Brief: Filter the data for "kind" and copy matching lines.

Given entries:
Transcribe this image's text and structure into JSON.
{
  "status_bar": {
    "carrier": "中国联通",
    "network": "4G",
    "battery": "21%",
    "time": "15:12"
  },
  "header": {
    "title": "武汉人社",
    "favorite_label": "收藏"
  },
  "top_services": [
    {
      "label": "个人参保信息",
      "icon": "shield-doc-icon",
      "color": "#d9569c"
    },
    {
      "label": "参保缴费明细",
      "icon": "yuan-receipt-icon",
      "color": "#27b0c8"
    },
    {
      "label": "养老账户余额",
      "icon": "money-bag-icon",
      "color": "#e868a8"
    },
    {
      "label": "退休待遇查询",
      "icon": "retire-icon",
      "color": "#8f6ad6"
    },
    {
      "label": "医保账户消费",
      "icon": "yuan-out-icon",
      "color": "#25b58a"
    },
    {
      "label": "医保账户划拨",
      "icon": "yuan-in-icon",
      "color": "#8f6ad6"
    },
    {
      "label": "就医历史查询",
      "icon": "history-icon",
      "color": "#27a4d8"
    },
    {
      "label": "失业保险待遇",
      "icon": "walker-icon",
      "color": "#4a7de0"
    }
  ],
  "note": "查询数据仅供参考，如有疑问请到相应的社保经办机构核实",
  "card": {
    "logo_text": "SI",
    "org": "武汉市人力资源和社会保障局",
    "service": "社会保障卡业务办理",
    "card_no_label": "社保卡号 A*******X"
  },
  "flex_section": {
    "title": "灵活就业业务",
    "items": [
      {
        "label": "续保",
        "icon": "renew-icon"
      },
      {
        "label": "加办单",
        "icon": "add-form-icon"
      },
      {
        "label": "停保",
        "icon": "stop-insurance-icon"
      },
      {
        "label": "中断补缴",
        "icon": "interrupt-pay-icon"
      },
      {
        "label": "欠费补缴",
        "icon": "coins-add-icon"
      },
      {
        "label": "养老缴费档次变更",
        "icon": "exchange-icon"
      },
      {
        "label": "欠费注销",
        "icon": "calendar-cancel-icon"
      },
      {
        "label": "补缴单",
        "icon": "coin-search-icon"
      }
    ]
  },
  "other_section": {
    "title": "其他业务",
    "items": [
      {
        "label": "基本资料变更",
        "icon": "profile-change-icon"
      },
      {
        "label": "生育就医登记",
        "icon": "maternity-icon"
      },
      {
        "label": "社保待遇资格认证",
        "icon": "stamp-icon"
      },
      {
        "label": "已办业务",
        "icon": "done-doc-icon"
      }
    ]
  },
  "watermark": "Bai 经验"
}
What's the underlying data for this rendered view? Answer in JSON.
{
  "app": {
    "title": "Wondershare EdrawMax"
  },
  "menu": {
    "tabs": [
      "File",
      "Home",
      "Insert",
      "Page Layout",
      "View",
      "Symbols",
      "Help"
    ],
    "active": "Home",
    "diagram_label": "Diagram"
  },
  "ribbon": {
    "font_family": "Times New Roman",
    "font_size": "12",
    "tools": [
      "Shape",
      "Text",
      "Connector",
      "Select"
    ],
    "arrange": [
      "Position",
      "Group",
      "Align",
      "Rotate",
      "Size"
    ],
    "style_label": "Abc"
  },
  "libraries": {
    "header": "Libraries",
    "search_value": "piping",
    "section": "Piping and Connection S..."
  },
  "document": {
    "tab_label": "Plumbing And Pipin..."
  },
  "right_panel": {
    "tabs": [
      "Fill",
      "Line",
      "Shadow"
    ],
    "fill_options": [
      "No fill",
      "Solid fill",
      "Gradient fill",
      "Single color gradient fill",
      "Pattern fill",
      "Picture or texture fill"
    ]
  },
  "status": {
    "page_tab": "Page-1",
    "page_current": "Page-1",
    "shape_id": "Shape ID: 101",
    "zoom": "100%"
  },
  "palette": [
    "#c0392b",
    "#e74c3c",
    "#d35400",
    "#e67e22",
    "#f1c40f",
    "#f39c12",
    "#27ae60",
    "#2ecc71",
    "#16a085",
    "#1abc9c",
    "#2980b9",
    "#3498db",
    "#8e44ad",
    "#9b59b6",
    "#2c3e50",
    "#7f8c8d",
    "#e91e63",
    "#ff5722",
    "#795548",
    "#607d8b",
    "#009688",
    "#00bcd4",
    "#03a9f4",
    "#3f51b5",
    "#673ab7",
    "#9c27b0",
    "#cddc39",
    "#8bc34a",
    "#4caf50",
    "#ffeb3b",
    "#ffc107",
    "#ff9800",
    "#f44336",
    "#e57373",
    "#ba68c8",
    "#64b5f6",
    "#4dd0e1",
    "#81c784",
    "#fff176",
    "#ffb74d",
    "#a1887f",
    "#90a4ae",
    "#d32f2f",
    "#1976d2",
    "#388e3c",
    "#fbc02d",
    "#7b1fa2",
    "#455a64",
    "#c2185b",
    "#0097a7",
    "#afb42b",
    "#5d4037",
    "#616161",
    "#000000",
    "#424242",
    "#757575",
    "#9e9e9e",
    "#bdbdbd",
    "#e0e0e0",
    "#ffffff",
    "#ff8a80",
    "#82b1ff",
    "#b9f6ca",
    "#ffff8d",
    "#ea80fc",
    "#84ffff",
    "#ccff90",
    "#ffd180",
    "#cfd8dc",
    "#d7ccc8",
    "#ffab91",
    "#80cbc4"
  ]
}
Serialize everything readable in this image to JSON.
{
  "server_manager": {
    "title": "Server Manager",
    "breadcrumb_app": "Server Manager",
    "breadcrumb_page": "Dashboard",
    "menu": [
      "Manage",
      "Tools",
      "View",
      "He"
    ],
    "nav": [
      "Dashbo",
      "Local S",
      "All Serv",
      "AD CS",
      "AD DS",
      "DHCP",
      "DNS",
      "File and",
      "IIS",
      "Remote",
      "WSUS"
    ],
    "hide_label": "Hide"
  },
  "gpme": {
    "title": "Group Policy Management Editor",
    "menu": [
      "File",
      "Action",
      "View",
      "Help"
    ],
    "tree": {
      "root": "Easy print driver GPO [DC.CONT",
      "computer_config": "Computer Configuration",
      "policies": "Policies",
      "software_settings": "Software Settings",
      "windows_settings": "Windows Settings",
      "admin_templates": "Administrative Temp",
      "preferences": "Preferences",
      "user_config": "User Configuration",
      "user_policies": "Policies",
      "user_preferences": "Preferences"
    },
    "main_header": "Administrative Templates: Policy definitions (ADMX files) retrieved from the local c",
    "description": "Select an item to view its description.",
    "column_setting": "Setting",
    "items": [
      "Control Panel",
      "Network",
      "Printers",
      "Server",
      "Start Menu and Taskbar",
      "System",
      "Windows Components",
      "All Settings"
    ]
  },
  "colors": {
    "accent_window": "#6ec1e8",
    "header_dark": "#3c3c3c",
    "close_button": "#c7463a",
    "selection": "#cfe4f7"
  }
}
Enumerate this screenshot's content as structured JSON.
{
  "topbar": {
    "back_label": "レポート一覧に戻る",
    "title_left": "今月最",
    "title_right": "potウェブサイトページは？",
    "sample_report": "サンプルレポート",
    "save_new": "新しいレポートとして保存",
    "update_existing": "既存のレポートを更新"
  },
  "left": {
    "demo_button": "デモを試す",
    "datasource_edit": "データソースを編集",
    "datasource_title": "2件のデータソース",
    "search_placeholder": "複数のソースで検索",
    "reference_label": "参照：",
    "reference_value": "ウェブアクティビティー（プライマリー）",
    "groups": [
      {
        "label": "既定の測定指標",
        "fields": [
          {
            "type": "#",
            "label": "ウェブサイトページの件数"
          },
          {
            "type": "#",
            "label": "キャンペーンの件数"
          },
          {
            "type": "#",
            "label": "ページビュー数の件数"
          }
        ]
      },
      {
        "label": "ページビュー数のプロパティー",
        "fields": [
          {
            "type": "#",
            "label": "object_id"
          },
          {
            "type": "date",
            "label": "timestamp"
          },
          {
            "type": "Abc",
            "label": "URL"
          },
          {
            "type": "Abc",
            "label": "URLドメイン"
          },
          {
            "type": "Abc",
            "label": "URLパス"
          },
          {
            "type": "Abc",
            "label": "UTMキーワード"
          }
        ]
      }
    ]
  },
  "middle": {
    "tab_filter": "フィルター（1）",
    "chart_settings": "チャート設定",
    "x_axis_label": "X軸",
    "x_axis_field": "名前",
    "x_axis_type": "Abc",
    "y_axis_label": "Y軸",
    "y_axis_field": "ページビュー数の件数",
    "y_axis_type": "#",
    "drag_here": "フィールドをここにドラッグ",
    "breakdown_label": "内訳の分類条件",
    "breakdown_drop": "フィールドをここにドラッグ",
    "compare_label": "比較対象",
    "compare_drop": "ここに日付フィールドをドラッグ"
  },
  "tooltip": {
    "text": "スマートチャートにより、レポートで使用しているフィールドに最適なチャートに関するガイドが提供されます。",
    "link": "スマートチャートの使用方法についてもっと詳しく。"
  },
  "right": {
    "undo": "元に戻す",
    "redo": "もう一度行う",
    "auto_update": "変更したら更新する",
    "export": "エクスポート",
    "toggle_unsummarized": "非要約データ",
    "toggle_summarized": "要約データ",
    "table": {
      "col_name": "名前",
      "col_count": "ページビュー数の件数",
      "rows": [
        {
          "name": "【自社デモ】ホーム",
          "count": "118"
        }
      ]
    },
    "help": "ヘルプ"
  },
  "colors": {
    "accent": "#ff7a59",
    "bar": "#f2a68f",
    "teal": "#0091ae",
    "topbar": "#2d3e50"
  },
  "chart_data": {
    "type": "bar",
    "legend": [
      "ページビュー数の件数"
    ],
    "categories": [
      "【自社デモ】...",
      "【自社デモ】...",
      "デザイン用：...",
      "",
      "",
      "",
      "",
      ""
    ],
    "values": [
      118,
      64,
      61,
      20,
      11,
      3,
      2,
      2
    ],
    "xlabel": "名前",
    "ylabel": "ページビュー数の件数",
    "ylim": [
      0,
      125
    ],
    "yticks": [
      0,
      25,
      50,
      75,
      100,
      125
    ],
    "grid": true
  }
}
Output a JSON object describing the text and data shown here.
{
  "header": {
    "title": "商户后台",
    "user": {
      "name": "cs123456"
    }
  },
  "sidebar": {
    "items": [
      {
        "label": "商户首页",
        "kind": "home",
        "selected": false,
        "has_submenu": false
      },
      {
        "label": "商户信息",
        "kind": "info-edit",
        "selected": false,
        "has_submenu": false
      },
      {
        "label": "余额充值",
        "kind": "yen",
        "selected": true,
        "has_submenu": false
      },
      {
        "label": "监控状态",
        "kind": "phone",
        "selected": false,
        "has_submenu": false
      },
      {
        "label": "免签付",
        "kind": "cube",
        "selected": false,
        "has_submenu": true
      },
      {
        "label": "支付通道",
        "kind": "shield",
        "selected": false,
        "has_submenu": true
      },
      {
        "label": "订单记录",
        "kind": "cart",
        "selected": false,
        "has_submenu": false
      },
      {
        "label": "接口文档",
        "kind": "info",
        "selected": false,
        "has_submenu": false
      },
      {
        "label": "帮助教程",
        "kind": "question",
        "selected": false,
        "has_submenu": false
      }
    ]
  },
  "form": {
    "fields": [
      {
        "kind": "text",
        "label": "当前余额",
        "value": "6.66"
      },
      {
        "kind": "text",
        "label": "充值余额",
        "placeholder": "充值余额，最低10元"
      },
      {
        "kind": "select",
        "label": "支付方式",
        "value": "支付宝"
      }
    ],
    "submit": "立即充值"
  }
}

Reply:
        "kind": "home",
        "kind": "info-edit",
        "kind": "yen",
        "kind": "phone",
        "kind": "cube",
        "kind": "shield",
        "kind": "cart",
        "kind": "info",
        "kind": "question",
        "kind": "text",
        "kind": "text",
        "kind": "select",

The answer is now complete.